Where does the string "count" occur in the entries below? Copy every line where it does.

=== Section Start ===

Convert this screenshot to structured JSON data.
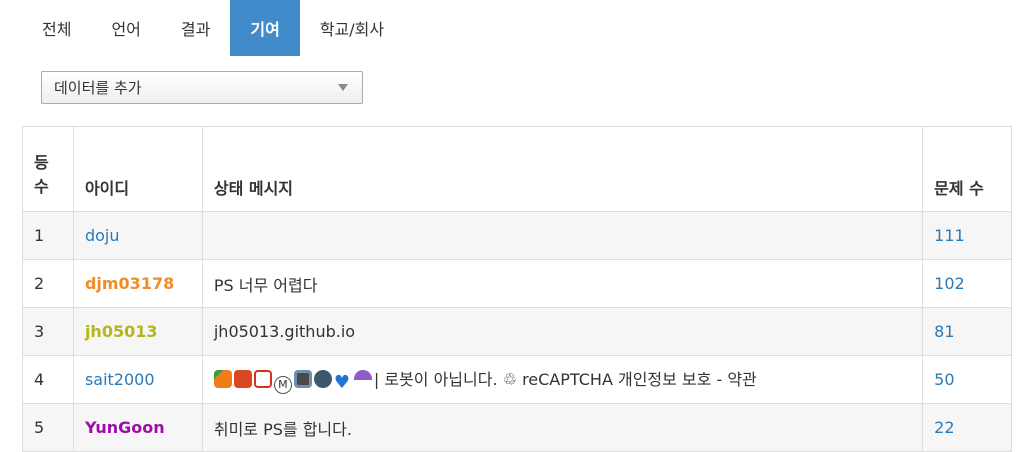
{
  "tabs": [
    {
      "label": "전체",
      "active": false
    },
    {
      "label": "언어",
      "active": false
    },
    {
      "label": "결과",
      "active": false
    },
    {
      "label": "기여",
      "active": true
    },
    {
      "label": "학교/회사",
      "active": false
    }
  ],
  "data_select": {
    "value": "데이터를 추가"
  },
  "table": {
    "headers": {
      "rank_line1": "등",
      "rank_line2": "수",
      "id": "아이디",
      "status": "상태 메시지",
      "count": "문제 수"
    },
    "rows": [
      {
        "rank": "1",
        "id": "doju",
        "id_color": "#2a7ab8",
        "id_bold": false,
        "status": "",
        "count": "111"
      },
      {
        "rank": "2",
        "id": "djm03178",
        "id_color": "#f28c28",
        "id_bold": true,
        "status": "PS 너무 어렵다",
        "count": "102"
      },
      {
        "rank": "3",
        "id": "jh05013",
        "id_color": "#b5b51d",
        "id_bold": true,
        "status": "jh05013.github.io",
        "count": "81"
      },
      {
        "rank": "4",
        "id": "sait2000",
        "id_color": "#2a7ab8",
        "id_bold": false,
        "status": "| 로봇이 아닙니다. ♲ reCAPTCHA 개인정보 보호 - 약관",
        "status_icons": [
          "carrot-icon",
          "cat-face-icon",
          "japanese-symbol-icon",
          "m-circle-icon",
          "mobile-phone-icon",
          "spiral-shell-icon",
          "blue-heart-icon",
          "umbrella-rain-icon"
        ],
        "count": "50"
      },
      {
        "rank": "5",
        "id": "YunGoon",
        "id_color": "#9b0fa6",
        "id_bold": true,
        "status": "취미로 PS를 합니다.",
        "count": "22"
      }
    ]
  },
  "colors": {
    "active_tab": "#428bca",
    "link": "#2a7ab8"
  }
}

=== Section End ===

▶ _EXERCISE SOLUTION_:
      "count": "문제 수"
        "count": "111"
        "count": "102"
        "count": "81"
        "count": "50"
        "count": "22"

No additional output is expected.